2010 Unseen: Future Leader Portrait Series

I shot these images for a yearly portrait series that featured some of the brightest students in Loudoun County, Virginia.

Monday, December 13, 2010

Unseen 2010: The Tearoom, Charlottesville, VA

Over the next few week I'm going to post images from 2010 that have been buried on my hard drive in between covering high school state championship games and moving to Austin for graduate school.

This image set is from a rock show in Charlottesville, VA at the Tearoom. I cannot remember the name of band but they were awesome.

Friday, December 10, 2010

A Life of Shadow and Light

This semester, I shot a photo story on Lori Pierce a visually impaired student at the University of Texas at Austin. You can check it out here and here.

Lori Pierce is a fighter. Born premature she lost her sight in the first few days of her life, when her retinas were damaged from receiving too much oxygen in the attempt to save her life. Her condition is called retinopathy of prematurity. While this event left her visually impaired it would not become the defining facet of her future.

Lori has some vision. She can see light and shadows and some color. On a good day she can see the shapes of people walk towards her. The more high contrast the light outside the more she can see. At night, when it is dark outside she cannot see at all.

The sport of Judo caught her attention at the age of 15 after she attended a sports camp for blind and visual impaired children. She had the feeling that judo could take her places. She had no idea that it would take her around the world. Lori has competed in blind judo tournaments in France, Brazil, Canada, and Italy. She won a silver medal in the Paralympics in the 2004 games in Athens, Greece. She was the first woman representing the United States to medal in judo.

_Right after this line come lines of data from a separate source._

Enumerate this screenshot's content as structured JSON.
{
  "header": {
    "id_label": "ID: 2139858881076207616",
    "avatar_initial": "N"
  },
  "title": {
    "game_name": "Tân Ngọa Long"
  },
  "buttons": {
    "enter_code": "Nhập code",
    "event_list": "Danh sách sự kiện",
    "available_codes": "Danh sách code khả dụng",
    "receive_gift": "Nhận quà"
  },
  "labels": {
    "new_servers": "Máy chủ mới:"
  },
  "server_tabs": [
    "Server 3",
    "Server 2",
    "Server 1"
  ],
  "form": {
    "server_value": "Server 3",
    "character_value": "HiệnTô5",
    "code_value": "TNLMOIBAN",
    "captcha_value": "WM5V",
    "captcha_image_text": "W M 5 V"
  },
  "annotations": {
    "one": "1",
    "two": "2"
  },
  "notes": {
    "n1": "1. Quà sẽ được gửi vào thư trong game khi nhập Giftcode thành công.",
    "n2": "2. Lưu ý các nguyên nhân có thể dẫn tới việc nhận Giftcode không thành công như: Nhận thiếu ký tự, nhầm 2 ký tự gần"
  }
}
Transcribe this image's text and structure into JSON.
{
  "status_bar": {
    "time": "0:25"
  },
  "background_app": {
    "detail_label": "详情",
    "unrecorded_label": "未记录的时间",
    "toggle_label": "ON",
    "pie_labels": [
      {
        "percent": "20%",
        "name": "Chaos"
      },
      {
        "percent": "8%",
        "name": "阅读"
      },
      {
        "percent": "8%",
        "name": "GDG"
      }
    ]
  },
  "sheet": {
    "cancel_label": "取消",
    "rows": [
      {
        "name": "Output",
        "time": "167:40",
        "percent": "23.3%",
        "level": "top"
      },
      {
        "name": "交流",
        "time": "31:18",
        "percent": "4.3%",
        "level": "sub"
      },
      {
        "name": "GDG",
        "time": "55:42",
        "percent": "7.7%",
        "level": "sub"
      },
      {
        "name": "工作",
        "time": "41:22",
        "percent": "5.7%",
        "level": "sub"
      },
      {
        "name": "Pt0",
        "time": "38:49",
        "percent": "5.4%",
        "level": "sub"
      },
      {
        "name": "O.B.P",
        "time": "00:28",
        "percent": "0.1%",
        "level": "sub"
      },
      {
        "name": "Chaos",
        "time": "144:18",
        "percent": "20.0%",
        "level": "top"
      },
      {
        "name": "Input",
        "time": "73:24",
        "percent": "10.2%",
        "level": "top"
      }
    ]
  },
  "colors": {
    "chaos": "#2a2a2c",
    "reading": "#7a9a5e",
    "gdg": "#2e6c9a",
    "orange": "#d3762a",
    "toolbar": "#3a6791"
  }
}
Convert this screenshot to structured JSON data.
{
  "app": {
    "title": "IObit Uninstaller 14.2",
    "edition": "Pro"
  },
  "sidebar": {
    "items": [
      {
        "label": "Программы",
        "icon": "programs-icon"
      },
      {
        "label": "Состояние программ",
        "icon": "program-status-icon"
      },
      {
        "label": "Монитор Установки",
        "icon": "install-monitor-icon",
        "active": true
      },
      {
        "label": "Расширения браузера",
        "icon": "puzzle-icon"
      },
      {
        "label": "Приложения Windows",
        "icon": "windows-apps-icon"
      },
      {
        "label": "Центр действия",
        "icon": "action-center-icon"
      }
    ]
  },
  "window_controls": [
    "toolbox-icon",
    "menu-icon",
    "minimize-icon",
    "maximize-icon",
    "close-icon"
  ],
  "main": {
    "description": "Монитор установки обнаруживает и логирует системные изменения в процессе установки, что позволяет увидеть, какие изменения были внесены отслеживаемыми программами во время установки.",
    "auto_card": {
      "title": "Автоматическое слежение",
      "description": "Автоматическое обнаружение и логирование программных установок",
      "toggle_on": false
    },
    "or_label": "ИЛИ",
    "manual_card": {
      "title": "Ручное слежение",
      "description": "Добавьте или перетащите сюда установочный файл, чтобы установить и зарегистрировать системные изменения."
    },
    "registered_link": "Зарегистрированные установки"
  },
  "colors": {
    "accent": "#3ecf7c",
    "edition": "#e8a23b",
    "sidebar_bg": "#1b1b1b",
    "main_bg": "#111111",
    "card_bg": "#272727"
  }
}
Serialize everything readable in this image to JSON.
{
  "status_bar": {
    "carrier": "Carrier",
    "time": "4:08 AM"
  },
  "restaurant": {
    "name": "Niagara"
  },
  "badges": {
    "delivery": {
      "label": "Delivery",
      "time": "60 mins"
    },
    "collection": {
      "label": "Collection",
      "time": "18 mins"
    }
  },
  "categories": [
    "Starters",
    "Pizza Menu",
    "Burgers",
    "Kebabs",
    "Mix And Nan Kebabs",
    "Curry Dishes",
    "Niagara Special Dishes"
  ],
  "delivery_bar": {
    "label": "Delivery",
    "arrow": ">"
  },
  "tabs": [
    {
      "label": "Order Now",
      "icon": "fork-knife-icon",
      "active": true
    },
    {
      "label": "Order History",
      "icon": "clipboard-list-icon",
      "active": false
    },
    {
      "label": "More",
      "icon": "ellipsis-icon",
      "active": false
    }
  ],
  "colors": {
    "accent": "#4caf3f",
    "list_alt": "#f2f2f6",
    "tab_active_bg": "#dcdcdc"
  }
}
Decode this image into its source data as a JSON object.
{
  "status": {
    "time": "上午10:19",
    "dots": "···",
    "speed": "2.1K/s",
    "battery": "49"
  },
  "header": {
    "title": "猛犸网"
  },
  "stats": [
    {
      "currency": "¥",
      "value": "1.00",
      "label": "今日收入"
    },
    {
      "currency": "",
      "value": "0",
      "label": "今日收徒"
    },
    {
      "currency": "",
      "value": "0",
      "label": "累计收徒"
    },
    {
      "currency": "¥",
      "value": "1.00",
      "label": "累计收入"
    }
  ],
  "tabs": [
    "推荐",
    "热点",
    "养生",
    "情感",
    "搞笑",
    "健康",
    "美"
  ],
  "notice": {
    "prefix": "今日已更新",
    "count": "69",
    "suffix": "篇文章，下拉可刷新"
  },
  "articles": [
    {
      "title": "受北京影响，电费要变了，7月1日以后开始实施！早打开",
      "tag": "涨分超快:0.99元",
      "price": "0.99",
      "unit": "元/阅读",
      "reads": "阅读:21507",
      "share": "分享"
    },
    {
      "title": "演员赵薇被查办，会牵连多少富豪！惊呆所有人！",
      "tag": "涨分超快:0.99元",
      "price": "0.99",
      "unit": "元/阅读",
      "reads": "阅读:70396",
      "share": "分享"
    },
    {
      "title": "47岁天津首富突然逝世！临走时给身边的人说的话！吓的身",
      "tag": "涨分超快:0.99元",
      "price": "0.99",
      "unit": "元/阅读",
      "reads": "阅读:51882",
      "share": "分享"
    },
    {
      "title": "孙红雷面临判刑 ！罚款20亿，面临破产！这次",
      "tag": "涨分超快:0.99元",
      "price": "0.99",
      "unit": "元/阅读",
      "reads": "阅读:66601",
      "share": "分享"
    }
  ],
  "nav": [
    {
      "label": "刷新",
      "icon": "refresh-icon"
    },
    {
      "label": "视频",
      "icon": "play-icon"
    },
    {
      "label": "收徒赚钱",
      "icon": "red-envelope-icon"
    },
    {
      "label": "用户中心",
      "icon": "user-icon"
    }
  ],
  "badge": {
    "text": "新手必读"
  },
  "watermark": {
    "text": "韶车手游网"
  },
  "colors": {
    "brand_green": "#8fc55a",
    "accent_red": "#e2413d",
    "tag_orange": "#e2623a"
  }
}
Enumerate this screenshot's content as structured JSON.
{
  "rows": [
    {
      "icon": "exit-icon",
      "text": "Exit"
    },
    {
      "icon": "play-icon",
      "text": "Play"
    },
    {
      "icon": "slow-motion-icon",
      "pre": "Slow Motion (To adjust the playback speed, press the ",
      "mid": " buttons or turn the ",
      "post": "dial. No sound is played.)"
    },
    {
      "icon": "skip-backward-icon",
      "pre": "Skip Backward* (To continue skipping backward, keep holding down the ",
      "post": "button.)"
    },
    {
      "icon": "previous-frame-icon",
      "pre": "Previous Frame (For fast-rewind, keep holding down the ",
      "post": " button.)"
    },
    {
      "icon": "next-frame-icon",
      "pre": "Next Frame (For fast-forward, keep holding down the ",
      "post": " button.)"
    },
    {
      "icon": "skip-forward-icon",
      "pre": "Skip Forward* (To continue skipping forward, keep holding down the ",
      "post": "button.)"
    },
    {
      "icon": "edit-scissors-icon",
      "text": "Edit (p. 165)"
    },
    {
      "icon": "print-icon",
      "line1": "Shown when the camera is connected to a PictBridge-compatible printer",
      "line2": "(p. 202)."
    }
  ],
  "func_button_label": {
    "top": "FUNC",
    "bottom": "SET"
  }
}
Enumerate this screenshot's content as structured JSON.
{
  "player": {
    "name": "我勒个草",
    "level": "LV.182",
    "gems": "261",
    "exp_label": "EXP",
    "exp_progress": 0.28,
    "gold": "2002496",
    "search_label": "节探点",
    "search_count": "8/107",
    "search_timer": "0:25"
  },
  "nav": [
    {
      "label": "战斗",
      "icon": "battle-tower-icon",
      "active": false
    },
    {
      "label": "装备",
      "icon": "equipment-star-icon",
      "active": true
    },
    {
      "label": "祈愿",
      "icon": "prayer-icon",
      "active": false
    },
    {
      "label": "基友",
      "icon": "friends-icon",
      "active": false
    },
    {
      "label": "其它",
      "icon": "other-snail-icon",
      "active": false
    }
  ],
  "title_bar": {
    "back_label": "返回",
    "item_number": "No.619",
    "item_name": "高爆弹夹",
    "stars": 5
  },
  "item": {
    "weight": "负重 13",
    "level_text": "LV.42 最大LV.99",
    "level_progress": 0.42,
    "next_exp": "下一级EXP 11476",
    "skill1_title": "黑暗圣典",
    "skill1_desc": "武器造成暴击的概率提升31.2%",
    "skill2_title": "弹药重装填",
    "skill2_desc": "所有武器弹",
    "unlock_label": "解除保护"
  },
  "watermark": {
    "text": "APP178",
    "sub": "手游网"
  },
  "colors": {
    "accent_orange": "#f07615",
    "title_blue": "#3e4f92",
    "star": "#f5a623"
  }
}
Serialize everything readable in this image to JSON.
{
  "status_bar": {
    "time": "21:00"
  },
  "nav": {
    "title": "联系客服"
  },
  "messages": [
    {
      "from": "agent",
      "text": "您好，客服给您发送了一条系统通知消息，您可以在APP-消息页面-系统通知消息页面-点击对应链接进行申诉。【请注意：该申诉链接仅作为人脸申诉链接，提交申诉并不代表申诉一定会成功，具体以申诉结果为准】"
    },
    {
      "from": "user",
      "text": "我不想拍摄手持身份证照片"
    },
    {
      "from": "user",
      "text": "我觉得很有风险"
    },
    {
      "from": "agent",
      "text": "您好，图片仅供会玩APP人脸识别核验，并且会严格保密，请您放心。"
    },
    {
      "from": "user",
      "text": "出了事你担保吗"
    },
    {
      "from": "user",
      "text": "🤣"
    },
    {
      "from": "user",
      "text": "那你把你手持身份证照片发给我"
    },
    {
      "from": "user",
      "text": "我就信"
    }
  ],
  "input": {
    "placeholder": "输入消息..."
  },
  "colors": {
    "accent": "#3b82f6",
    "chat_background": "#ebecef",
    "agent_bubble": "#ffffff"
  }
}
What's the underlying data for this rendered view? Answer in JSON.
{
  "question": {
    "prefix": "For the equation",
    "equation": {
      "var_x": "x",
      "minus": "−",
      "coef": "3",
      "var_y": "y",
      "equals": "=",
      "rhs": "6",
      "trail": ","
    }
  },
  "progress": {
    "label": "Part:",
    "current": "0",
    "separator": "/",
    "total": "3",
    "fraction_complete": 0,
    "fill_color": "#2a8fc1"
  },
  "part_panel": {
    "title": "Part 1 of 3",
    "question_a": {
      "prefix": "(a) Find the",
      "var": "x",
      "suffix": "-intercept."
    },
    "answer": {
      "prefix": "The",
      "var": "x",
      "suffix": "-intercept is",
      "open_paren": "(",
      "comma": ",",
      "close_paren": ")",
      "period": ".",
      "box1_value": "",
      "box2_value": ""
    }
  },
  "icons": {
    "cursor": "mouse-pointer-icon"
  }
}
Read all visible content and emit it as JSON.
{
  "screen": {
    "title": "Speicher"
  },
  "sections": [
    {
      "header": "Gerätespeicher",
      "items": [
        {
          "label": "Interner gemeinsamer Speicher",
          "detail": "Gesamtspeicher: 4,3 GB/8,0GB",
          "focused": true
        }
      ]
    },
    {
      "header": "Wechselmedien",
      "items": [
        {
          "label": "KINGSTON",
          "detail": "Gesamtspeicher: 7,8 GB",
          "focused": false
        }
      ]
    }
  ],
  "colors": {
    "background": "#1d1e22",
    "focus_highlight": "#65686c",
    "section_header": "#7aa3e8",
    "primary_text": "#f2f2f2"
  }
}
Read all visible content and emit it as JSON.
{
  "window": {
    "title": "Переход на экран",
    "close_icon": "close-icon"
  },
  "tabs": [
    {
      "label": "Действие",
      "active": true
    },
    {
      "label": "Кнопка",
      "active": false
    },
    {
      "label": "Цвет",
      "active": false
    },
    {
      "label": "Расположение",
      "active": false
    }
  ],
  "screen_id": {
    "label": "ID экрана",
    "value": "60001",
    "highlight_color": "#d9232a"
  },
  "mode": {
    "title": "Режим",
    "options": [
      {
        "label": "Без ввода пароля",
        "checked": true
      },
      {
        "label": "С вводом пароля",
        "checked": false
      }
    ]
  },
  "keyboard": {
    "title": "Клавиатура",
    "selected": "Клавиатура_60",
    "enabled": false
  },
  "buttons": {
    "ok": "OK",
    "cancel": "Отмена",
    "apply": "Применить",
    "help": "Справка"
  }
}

Lori is a senior psychology major at the University of Texas at Austin. The university environment can be challenging to average student, who must juggle class work, a social life and other activities that place huge demands on their time. Lori faces extra challenges that the typical university student does not have to consider. Transportation, translating books into an accessible form, and dealing with basic chores like grocery shopping all require more time.